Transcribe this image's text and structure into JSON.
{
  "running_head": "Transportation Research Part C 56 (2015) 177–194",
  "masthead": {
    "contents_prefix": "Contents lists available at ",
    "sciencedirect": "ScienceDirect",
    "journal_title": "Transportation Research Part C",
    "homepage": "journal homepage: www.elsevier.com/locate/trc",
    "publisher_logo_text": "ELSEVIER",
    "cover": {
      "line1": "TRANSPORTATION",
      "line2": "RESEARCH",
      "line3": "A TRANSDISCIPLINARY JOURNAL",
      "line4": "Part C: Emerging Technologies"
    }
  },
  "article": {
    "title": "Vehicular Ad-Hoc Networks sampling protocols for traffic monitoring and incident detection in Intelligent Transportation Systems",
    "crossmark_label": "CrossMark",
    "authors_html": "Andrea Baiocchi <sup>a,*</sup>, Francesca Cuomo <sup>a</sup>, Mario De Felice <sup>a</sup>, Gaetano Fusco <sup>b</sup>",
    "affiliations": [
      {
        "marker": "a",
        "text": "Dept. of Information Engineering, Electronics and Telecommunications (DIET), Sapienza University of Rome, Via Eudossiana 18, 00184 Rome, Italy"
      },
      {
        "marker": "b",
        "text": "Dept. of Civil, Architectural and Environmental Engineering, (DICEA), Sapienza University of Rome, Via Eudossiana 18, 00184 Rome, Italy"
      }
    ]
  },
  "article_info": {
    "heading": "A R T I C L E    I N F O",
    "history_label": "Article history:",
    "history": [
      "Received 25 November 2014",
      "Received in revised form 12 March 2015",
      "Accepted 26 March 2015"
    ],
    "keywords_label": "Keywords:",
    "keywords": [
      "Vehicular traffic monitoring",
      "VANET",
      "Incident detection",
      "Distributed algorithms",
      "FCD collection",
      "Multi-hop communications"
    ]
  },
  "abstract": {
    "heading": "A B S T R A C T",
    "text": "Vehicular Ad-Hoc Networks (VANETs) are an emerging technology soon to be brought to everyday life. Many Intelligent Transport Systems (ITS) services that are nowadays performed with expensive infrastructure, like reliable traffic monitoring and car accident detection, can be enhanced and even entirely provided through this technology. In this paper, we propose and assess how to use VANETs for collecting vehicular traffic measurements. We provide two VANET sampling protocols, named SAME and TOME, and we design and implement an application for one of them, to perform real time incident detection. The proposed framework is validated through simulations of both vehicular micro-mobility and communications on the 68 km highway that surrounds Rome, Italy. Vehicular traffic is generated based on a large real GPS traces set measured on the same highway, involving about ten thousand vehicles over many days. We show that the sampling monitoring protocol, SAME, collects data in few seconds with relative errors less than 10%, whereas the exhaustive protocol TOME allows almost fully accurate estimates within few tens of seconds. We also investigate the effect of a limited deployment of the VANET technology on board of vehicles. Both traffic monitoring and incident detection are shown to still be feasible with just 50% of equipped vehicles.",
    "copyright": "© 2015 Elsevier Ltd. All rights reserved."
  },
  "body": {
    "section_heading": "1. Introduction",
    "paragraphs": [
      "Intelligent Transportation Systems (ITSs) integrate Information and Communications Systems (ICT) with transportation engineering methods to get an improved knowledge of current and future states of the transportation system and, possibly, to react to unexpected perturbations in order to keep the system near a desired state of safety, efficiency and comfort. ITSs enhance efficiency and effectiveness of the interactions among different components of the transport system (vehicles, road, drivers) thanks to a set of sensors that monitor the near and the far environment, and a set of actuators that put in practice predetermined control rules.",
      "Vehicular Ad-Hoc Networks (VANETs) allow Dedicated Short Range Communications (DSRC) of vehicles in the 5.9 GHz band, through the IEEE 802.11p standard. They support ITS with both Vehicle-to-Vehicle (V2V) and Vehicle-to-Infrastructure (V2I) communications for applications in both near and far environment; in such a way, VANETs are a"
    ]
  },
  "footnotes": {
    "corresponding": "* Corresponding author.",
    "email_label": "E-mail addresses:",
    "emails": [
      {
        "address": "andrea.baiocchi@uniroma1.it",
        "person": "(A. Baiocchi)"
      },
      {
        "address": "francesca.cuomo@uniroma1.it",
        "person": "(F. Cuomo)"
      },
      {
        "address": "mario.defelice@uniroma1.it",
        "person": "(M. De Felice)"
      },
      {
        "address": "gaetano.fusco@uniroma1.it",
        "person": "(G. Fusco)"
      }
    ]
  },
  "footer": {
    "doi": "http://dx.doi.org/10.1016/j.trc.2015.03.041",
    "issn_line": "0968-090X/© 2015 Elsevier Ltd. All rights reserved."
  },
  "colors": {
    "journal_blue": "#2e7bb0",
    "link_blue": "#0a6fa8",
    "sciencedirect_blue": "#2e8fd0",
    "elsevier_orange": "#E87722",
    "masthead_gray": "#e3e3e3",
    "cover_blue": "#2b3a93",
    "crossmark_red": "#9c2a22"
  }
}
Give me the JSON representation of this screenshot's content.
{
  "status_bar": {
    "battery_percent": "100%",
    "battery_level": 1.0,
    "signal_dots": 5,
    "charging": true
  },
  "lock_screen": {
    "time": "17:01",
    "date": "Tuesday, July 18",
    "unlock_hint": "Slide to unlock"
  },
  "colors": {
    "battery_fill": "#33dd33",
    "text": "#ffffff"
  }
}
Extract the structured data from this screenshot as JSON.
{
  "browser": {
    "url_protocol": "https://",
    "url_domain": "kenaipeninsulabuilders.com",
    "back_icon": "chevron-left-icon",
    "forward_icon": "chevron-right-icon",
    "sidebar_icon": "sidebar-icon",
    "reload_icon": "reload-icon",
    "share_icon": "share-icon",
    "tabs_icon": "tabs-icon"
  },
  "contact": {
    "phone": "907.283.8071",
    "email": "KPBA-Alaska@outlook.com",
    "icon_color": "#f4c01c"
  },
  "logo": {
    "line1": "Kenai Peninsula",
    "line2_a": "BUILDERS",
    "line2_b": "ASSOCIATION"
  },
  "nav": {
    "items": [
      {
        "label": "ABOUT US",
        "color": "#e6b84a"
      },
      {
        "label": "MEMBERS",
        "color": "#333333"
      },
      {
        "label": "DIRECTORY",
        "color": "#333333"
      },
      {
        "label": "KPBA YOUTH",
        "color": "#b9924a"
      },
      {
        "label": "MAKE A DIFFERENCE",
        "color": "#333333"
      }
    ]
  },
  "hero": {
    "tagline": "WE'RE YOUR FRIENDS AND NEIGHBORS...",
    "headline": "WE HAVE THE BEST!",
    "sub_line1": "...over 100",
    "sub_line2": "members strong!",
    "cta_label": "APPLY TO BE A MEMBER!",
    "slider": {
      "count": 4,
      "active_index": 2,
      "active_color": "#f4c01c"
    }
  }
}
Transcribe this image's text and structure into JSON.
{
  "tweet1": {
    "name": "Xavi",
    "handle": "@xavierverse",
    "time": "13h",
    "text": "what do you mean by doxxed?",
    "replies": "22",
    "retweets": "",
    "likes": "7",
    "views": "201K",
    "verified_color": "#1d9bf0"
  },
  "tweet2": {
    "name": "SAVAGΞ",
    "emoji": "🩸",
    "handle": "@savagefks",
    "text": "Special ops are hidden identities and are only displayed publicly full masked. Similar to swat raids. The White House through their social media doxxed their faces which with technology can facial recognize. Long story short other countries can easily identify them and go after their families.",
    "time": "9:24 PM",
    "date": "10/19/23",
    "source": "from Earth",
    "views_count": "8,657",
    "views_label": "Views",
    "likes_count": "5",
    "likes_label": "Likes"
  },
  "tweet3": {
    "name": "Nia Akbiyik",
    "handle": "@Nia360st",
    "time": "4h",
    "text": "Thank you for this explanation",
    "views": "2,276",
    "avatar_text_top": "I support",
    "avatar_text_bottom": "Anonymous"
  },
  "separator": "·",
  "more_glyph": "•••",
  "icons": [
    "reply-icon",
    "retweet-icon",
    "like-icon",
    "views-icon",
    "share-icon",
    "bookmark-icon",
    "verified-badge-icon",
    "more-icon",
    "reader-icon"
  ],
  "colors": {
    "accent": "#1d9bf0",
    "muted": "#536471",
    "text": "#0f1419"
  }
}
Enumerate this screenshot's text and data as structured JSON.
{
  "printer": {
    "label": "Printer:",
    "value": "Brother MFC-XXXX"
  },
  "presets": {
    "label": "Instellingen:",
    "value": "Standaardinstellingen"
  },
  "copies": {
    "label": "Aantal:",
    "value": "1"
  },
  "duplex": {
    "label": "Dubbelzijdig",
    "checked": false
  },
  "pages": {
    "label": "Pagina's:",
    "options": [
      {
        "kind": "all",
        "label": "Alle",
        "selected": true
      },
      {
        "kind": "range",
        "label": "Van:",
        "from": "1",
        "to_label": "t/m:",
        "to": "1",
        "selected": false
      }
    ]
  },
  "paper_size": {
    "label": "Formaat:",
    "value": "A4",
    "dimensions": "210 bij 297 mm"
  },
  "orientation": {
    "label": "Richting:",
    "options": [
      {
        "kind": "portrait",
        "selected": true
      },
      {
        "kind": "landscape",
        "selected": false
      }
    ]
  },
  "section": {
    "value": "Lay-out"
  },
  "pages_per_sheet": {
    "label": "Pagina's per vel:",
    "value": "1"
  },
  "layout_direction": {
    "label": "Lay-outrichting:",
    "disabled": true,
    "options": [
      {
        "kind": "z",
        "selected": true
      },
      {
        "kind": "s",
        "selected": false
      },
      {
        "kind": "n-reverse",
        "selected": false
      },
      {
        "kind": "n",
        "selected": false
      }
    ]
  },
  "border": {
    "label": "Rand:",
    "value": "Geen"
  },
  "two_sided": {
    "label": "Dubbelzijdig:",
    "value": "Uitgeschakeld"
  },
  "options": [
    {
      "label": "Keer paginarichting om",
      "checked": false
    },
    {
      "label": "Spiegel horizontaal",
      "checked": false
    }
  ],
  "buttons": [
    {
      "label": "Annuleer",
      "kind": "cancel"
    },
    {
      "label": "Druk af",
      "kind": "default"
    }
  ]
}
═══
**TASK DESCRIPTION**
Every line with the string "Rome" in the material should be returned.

**WRITTEN REPLY**
        "text": "Dept. of Information Engineering, Electronics and Telecommunications (DIET), Sapienza University of Rome, Via Eudossiana 18, 00184 Rome, Italy"
        "text": "Dept. of Civil, Architectural and Environmental Engineering, (DICEA), Sapienza University of Rome, Via Eudossiana 18, 00184 Rome, Italy"
    "text": "Vehicular Ad-Hoc Networks (VANETs) are an emerging technology soon to be brought to everyday life. Many Intelligent Transport Systems (ITS) services that are nowadays performed with expensive infrastructure, like reliable traffic monitoring and car accident detection, can be enhanced and even entirely provided through this technology. In this paper, we propose and assess how to use VANETs for collecting vehicular traffic measurements. We provide two VANET sampling protocols, named SAME and TOME, and we design and implement an application for one of them, to perform real time incident detection. The proposed framework is validated through simulations of both vehicular micro-mobility and communications on the 68 km highway that surrounds Rome, Italy. Vehicular traffic is generated based on a large real GPS traces set measured on the same highway, involving about ten thousand vehicles over many days. We show that the sampling monitoring protocol, SAME, collects data in few seconds with relative errors less than 10%, whereas the exhaustive protocol TOME allows almost fully accurate estimates within few tens of seconds. We also investigate the effect of a limited deployment of the VANET technology on board of vehicles. Both traffic monitoring and incident detection are shown to still be feasible with just 50% of equipped vehicles.",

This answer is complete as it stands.